The allure of tourism has prompted a revisit of the infamous transatlantic slave trade in Guinea Bissau. A new memorial museum is being established to focus on the ills of the country’s colonial past. Between the 15th and 18th century, thousands of Africans were shipped to Europe and the Americas to work as slaves in what would be dubbed the Transatlantic trade.
The town of Cacheu in Guinea Bissau was agog with this activity during this period and many losing their loved ones to face an uncertain future. However, remembering this sore period in the nation’s colonial history is not fully embraced by citizens due to little literature on the subject. A memorial museum is initiated to help educate people on that period under Portuguese rule and to help drive tourism prospects.
Guinea Bissau was not the only country engaged in this horrible activity, Senegal also has part of its history rooted on the slave trade. Their ancient transit slave port has attracted many dignitaries and a regular tourism hotspot. A visit by slave descendants to Cacheu in 2010, identified by their DNA paved way for the idea for a Memorial Museum.

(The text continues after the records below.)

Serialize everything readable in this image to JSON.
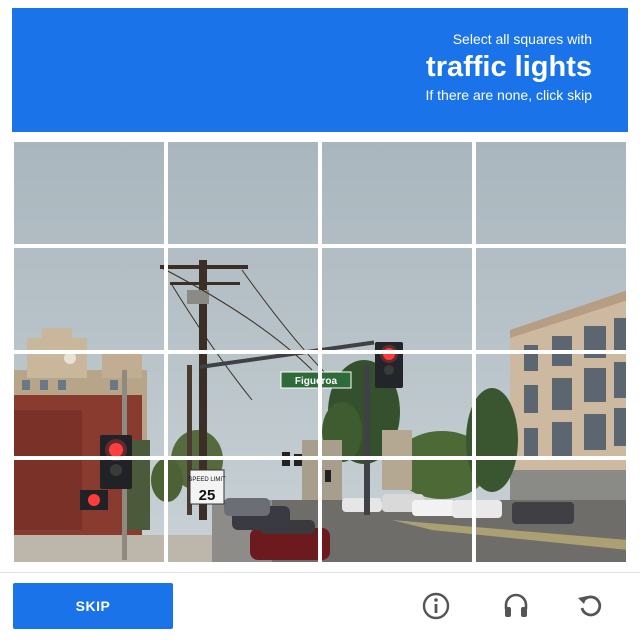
{
  "header": {
    "instruction_pre": "Select all squares with",
    "target": "traffic lights",
    "instruction_post": "If there are none, click skip",
    "color": "#1a73e8"
  },
  "scene": {
    "street_sign": "Figueroa",
    "speed_sign_top": "SPEED LIMIT",
    "speed_sign_value": "25"
  },
  "grid": {
    "rows": 4,
    "cols": 4
  },
  "footer": {
    "skip_label": "SKIP",
    "icons": [
      "reload-icon",
      "audio-icon",
      "info-icon"
    ]
  }
}
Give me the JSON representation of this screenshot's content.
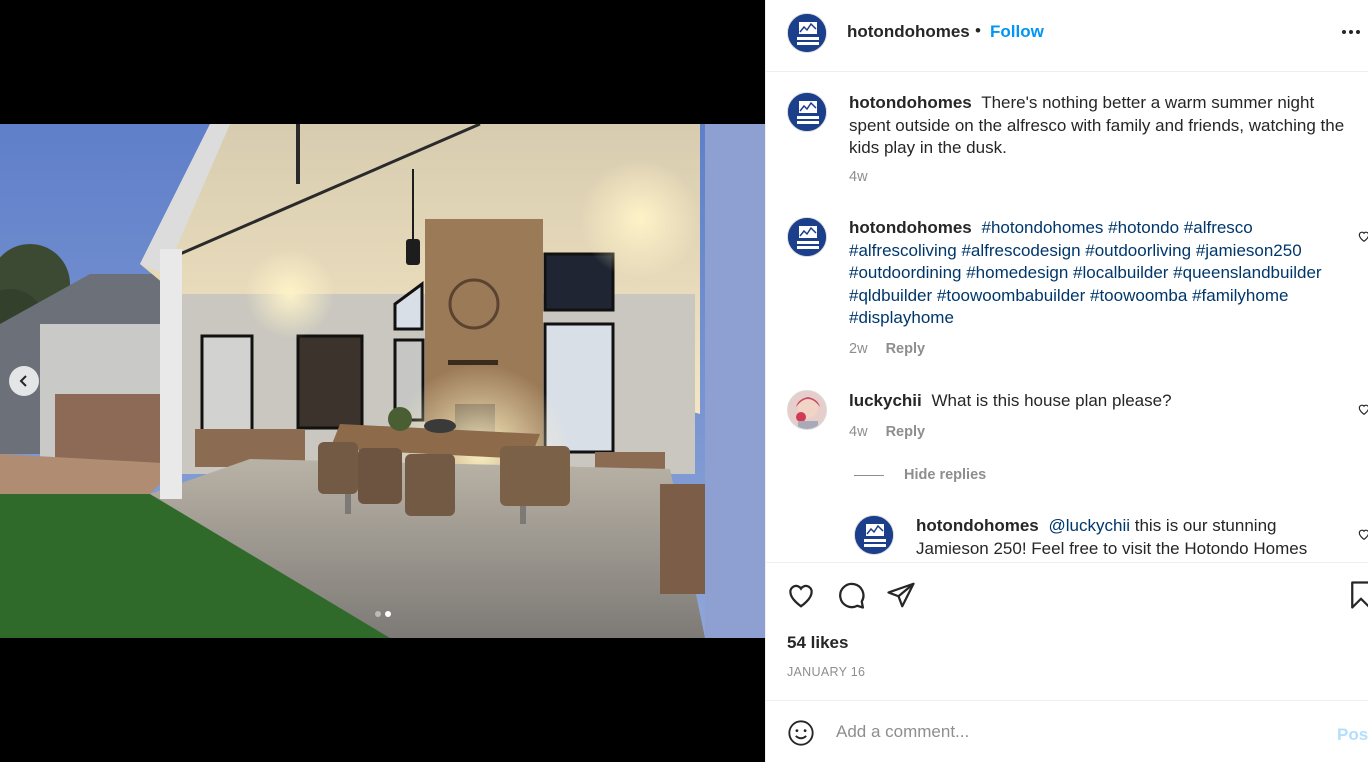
{
  "post": {
    "author": "hotondohomes",
    "separator": "•",
    "follow_label": "Follow",
    "more_icon": "more-options-icon",
    "logo_text": "Hotondo Homes"
  },
  "carousel": {
    "prev_icon": "chevron-left-icon",
    "dots": 2,
    "active_index": 1
  },
  "comments": [
    {
      "username": "hotondohomes",
      "text": "There's nothing better a warm summer night spent outside on the alfresco with family and friends, watching the kids play in the dusk.",
      "time": "4w"
    },
    {
      "username": "hotondohomes",
      "text": "#hotondohomes #hotondo #alfresco #alfrescoliving #alfrescodesign #outdoorliving #jamieson250 #outdoordining #homedesign #localbuilder #queenslandbuilder #qldbuilder #toowoombabuilder #toowoomba #familyhome #displayhome",
      "time": "2w",
      "reply_label": "Reply"
    },
    {
      "username": "luckychii",
      "text": "What is this house plan please?",
      "time": "4w",
      "reply_label": "Reply"
    }
  ],
  "hide_replies_label": "Hide replies",
  "reply": {
    "username": "hotondohomes",
    "mention": "@luckychii",
    "text": "this is our stunning Jamieson 250! Feel free to visit the Hotondo Homes"
  },
  "actions": {
    "like_icon": "heart-icon",
    "comment_icon": "comment-icon",
    "share_icon": "share-icon",
    "save_icon": "bookmark-icon"
  },
  "likes": "54 likes",
  "date": "JANUARY 16",
  "add_comment": {
    "emoji_icon": "emoji-icon",
    "placeholder": "Add a comment...",
    "post_label": "Post"
  },
  "colors": {
    "accent": "#0095f6",
    "hashtag": "#00376b",
    "muted": "#8e8e8e",
    "post_disabled": "#b2dffc",
    "brand": "#1c3f8c"
  }
}
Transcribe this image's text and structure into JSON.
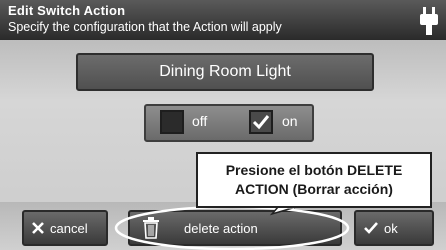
{
  "header": {
    "title": "Edit Switch Action",
    "subtitle": "Specify the configuration that the Action will apply",
    "icon": "plug-icon"
  },
  "device_name": "Dining Room Light",
  "state_options": [
    {
      "label": "off",
      "checked": false
    },
    {
      "label": "on",
      "checked": true
    }
  ],
  "callout": {
    "line1": "Presione el botón DELETE",
    "line2": "ACTION (Borrar acción)"
  },
  "buttons": {
    "cancel": {
      "label": "cancel",
      "icon": "x-icon"
    },
    "delete": {
      "label": "delete action",
      "icon": "trash-icon"
    },
    "ok": {
      "label": "ok",
      "icon": "checkmark-icon"
    }
  },
  "colors": {
    "title_bar": "#2a2a2a",
    "panel": "#cfcfcf",
    "button": "#4a4a4a",
    "callout_bg": "#ffffff"
  }
}
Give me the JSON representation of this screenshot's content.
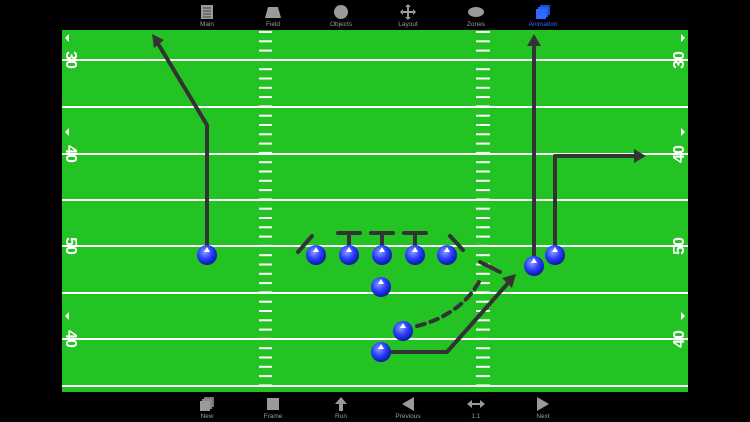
{
  "toolbar_top": {
    "items": [
      {
        "label": "Main",
        "icon": "document-icon"
      },
      {
        "label": "Field",
        "icon": "field-trapezoid-icon"
      },
      {
        "label": "Objects",
        "icon": "circle-icon"
      },
      {
        "label": "Layout",
        "icon": "move-arrows-icon"
      },
      {
        "label": "Zones",
        "icon": "ellipse-icon"
      },
      {
        "label": "Animation",
        "icon": "stacked-cubes-icon",
        "active": true
      }
    ]
  },
  "toolbar_bottom": {
    "items": [
      {
        "label": "New",
        "icon": "new-frames-icon"
      },
      {
        "label": "Frame",
        "icon": "square-icon"
      },
      {
        "label": "Run",
        "icon": "up-arrow-icon"
      },
      {
        "label": "Previous",
        "icon": "left-triangle-icon"
      },
      {
        "label": "1:1",
        "icon": "horizontal-arrows-icon"
      },
      {
        "label": "Next",
        "icon": "right-triangle-icon"
      }
    ]
  },
  "field": {
    "yard_numbers": {
      "top": "30",
      "upper": "40",
      "mid": "50",
      "lower": "40"
    },
    "colors": {
      "grass": "#23c323",
      "lines": "#ffffff",
      "routes": "#333333",
      "player": "#2233ff",
      "active_tool": "#2b6bff"
    }
  }
}
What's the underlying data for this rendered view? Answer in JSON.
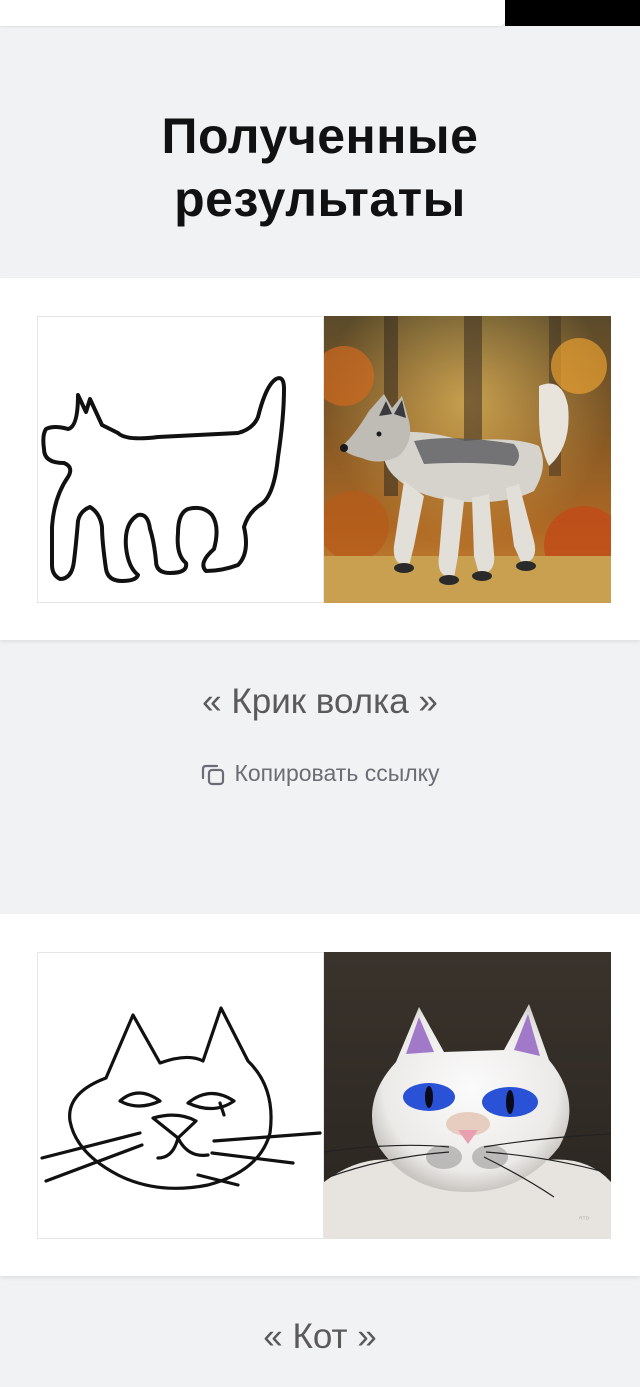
{
  "heading": {
    "line1": "Полученные",
    "line2": "результаты"
  },
  "results": [
    {
      "caption": "« Крик волка »",
      "copy_label": "Копировать ссылку"
    },
    {
      "caption": "« Кот »"
    }
  ],
  "icons": {
    "copy": "copy-icon"
  },
  "colors": {
    "background": "#f1f2f4",
    "card": "#ffffff",
    "caption": "#5a5a5a",
    "link": "#6a6e74"
  }
}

Cacheu is widely believed to be the first place where Europeans practiced transatlantic slavery on an industrial scale.